There's no dispute, however, that SCS personnel operate undercover. Overseas they set up sophisticated interception systems with code names like Oratory and Austin. Satellite relay stations for these intercepted communications are located in U.S. embassies -- and in Canadian, British, Australian and New Zealand embassies overseas as well, according to a Village Voice investigation.

Why have so few reporters followed Pike's lead? "Because it's a highly clandestine operation and the government is damn serious about it," Pike says.

Since 9/11, all government information collection efforts have intensified, and Cannistraro believes it's likely the SCS is now receiving the lion's share of the increased funding and personnel fed to the covert intelligence community.

Could agents from the SCS now be manning the U.S. rendering teams -- the so-called "special removal units?" This would accord with their urgent post-9/11 mandate: Become an active hunter of information rather than a passive collector. If SCS black ops teams are involved in the U.S.'s "extreme renditions," their job may be to compare the intelligence, however worthless, collected from outsourced torture to intelligence they've electronically intercepted.
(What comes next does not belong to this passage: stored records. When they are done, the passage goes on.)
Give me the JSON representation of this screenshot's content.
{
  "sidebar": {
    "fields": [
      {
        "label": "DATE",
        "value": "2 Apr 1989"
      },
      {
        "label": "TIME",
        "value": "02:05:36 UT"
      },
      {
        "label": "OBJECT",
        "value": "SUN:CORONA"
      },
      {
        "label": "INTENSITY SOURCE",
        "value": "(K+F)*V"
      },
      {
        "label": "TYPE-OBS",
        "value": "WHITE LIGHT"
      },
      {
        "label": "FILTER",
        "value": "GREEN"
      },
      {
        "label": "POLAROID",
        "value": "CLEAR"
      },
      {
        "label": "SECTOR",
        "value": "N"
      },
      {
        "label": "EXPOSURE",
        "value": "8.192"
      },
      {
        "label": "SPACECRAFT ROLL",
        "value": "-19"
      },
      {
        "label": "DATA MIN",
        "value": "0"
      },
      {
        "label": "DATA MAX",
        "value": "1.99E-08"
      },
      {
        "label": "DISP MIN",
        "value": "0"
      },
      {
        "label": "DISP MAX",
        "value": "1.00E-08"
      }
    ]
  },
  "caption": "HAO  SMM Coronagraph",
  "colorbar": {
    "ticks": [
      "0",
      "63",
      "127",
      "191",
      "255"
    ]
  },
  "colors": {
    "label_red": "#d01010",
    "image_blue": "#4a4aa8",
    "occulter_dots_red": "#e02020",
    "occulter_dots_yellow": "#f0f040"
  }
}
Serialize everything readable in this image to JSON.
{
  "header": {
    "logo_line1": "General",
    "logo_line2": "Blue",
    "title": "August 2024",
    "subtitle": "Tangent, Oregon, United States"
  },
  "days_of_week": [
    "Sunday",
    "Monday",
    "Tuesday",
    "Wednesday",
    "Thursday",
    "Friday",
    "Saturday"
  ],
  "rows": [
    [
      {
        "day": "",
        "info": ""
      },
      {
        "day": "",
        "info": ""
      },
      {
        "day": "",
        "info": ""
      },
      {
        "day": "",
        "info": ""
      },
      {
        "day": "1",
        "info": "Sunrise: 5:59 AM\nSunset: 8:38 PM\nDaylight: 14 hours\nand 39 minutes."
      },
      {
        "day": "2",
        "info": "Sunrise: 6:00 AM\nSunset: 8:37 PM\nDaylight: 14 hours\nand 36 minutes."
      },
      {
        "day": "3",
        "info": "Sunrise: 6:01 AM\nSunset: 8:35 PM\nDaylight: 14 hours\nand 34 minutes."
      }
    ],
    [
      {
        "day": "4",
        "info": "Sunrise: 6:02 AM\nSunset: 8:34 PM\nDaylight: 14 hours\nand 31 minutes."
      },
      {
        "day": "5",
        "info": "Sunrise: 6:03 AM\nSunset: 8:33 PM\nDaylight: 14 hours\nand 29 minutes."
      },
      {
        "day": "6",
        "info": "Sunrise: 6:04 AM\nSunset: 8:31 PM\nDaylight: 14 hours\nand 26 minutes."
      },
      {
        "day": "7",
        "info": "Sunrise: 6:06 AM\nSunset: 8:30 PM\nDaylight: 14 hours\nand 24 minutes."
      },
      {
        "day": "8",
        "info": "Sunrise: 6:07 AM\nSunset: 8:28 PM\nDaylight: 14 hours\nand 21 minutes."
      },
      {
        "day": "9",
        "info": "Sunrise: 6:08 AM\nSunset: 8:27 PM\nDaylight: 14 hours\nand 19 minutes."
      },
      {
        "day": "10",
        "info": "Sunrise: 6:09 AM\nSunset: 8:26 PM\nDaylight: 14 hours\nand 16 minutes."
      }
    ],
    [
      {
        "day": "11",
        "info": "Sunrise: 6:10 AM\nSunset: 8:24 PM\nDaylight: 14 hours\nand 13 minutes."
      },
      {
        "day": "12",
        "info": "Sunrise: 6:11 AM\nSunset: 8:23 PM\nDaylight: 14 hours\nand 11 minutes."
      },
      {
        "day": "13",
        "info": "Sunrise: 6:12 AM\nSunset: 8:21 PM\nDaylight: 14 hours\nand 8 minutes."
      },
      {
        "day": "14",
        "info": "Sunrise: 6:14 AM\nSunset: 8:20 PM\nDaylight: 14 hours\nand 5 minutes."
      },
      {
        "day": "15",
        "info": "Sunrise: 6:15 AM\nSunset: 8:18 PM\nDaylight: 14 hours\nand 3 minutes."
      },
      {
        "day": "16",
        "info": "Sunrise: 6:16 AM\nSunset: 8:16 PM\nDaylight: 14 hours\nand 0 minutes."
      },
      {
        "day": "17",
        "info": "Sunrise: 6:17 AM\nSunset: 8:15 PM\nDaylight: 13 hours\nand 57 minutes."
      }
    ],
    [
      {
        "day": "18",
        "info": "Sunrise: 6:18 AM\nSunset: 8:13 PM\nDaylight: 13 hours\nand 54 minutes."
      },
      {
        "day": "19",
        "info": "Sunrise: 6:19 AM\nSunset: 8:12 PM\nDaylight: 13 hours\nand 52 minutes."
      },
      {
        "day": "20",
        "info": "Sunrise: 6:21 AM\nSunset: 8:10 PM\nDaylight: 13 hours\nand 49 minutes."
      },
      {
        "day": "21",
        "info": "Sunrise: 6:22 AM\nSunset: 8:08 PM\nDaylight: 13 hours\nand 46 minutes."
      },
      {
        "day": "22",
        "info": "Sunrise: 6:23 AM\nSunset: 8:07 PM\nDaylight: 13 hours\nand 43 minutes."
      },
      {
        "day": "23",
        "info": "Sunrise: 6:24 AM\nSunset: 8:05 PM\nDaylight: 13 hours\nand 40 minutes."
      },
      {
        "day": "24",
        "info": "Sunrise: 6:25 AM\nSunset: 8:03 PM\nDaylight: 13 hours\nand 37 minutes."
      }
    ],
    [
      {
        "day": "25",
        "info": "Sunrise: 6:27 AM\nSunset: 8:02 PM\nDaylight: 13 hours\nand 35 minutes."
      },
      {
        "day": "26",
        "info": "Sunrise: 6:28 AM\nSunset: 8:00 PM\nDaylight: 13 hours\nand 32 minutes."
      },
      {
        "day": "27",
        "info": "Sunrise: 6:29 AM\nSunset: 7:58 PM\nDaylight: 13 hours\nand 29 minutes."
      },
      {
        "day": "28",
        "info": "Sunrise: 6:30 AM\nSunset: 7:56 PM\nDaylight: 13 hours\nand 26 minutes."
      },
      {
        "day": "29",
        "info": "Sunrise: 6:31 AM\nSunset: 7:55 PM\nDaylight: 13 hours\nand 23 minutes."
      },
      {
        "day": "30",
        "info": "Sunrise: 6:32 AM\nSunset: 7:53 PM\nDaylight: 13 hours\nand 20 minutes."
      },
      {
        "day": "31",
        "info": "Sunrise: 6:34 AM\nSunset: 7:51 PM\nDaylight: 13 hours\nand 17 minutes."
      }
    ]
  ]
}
On Wednesday, Sept. 20, an embarrassed Justice Department spokesman revised Mr. Gonzales' denials of the previous day. He said the Attorney General had intended to make only a narrow point: that deportations are now handled by the Department of Homeland Security, not the Department of Justice. Also on Wednesday, Representative Edward J. Markey (D-Mass.) introduced five "resolutions of inquiry" aimed at forcing the release of government documents related to the Arar case.

Under Congressional rules, the resolutions must be voted on in five House committees within 14 days, or Mr. Markey will be able to force a vote by the full House. If any inquiries are approved, it may be the first time even indirect official light is cast upon the Special Collection Service.

Copyright 2006, Pacific News Service